The message coming through loud and clear was that marketers need to wake up quickly to the shifting balance of power on the internet.
There is no escaping the fact that consumers will increasingly hold sway in the fast-changing digital environment.
London toy seller Hamleys is planning to relaunch its website later this year, as part of a new strategy to focus more on the internet.
Wow, what a week for customer services. First we had the now-infamous Vincent Ferrari call to AOL. Then we noticed a press release on E-consultancy that painted a bleak picture of online customer services among retail companies.

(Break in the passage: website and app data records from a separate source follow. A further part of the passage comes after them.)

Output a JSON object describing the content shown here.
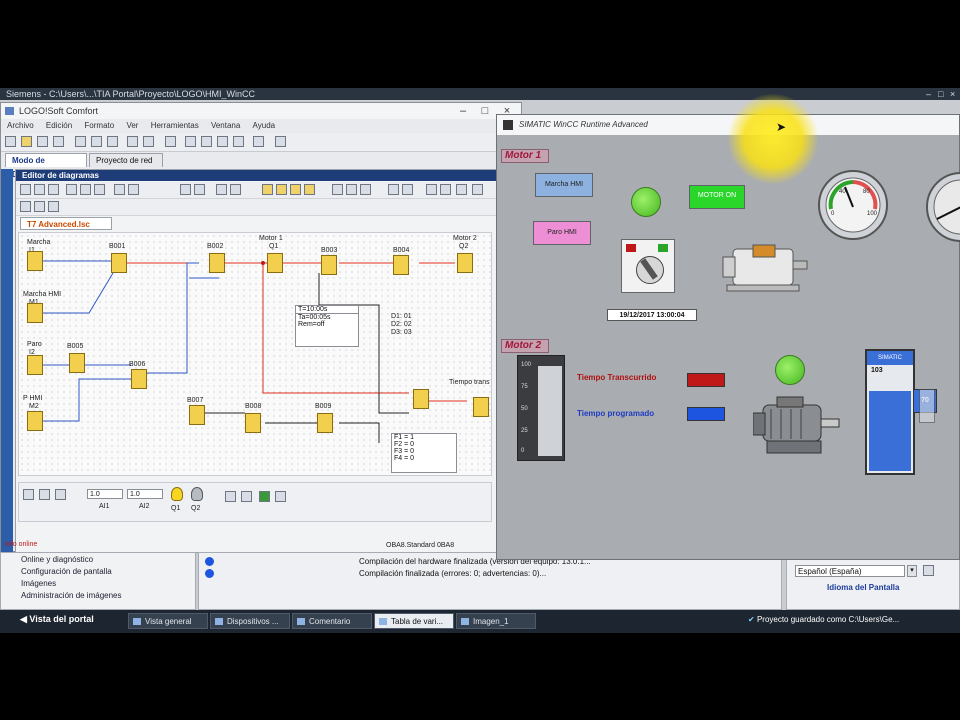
{
  "tia": {
    "title": "Siemens - C:\\Users\\...\\TIA Portal\\Proyecto\\LOGO\\HMI_WinCC",
    "controls": [
      "–",
      "□",
      "×"
    ]
  },
  "logo_window": {
    "title": "LOGO!Soft Comfort",
    "menu": [
      "Archivo",
      "Edición",
      "Formato",
      "Ver",
      "Herramientas",
      "Ventana",
      "Ayuda"
    ],
    "tabs": [
      "Modo de Diagrama",
      "Proyecto de red"
    ],
    "editor_title": "Editor de diagramas",
    "diagram_tab": "T7 Advanced.lsc",
    "labels": {
      "marcha": "Marcha",
      "i1": "I1",
      "marcha_hmi": "Marcha HMI",
      "m1": "M1",
      "paro": "Paro",
      "i2": "I2",
      "paro_hmi": "P HMI",
      "m2": "M2",
      "motor1": "Motor 1",
      "q1": "Q1",
      "motor2": "Motor 2",
      "q2": "Q2",
      "tiempo": "Tiempo trans",
      "b001": "B001",
      "b002": "B002",
      "b003": "B003",
      "b004": "B004",
      "b005": "B005",
      "b006": "B006",
      "b007": "B007",
      "b008": "B008",
      "b009": "B009"
    },
    "param_table": {
      "header": "T=10:00s",
      "rows": [
        "Ta=00:05s",
        "Rem=off",
        "D1: 01",
        "D2: 02",
        "D3: 03"
      ]
    },
    "io_table": [
      "F1 = 1",
      "F2 = 0",
      "F3 = 0",
      "F4 = 0"
    ],
    "sim": {
      "field1": "1.0",
      "field2": "1.0",
      "lbl1": "AI1",
      "lbl2": "AI2",
      "q1": "Q1",
      "q2": "Q2"
    },
    "status": "OBA8.Standard 0BA8"
  },
  "props_pane": {
    "items": [
      "Online y diagnóstico",
      "Configuración de pantalla",
      "Imágenes",
      "Administración de imágenes"
    ],
    "error_label": "Info online"
  },
  "info_pane": {
    "messages": [
      "Compilación del hardware finalizada (versión del equipo: 13.0.1...",
      "Compilación finalizada (errores: 0; advertencias: 0)..."
    ]
  },
  "lang_pane": {
    "label": "Idioma de edición",
    "value": "Español (España)",
    "footer": "Idioma del Pantalla"
  },
  "taskbar": {
    "portal_view": "Vista del portal",
    "items": [
      "Vista general",
      "Dispositivos ...",
      "Comentario",
      "Tabla de vari...",
      "Imagen_1"
    ],
    "active_index": 3,
    "status": "Proyecto guardado como C:\\Users\\Ge..."
  },
  "wincc": {
    "title": "SIMATIC WinCC Runtime Advanced",
    "motor1_label": "Motor 1",
    "motor2_label": "Motor 2",
    "btn_marcha": "Marcha HMI",
    "btn_paro": "Paro HMI",
    "btn_motor": "MOTOR ON",
    "datetime": "19/12/2017 13:00:04",
    "tiempo_transcurrido": "Tiempo Transcurrido",
    "tiempo_programado": "Tiempo programado",
    "gauge_values": [
      "0",
      "40",
      "80",
      "100"
    ],
    "tank_label": "SIMATIC",
    "tank_value": "103",
    "tank_readout": "70",
    "bar_scale": [
      "100",
      "75",
      "50",
      "25",
      "0"
    ],
    "colors": {
      "lamp": "#45b51f",
      "red_field": "#c01818",
      "blue_field": "#1e55e0",
      "motor_label": "#a0173a"
    }
  }
}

Vince wanted to cancel his account and having heard “the nightmare stories” decided to record his phone call to AOL Member Services. Some 21 frustrating minutes later he finally managed to achieve his goal… not entirely helpful.
International fame followed after the AOL tape went viral – the combination of Digg and the New York Times channelled 700,000 visitors to Vince’s site in rapid succession, forcing him to temporarily remove the recording (still offline).
If you didn’t hear it you can watch him being interviewed about his AOL experience on TV via YouTube – the interview has excerpts from the cancellation call. Too funny, unless you're an AOL executive...
The shopping comparison engine PriceRunner has this week launched a service which enables consumers to access pricing information from 118118 operators when they are out doing their shopping.
Many online retailers are failing to get the best possible returns from shopping comparison sites because of a failure to optimise this channel effectively, particularly in terms of the data feeds they are providing.
Help could be at hand however…
GBuy is here, only it is called Google Checkout and despite the chief doers of no evil claiming that it “isn’t like PayPal at all”, it is, erm, rather like PayPal, in that merchants use it to process consumer payments.
Google Checkout allows consumers to purchase products by simply logging in to Google – no need for credit card numbers or filling out forms. Obviously you need to tell Google to begin with, but thereafter Google will store your credit card and address data...
In 2004 we discovered that half of all onsite searches returned no results, despite the fact that products were actually available and could be found by clicking navigation links.
What did this tell us? Well firstly, it made us shudder. Half of all onsite queries returned NO results! Why was this happening? The main problem seemed to be related to poor quality metadata, but we also realised that some of the big retailers had site search tools that were perhaps not up to scratch.
Roll forward to 2006 and we figured that it was about time to investigate the site search market. What tools are available? What are the trends and issues in the marketplace? Why should site search be a priority if you’re selling online?
One lost book, one disgruntled customer and a potential million dollar legal fee for Amazon - it's the latest in a series of morality tales showing how e-commerce companies can be hit where it hurts most due to bad customer experience.
How difficult can it be? It's only a text box and a button, after all.
It is, however, its very simplicity that makes the search box such a great example of the power of design patterns.
What can go wrong when we design a search box (what are the antipatterns)? What are the key elements of best practice in the design of a search box that enable us to avoid these pitfalls? And how many e-commerce search boxes comply with all aspects of the design pattern that we've just developed? For something so apparently simple, it comes as a bit of a surprise that the answer to that last question is none!
E-Commerce directors? E-commerce managers/team-leaders? E-commerce team members? Consultants/agencies? Online shoppers? Or how about all of them?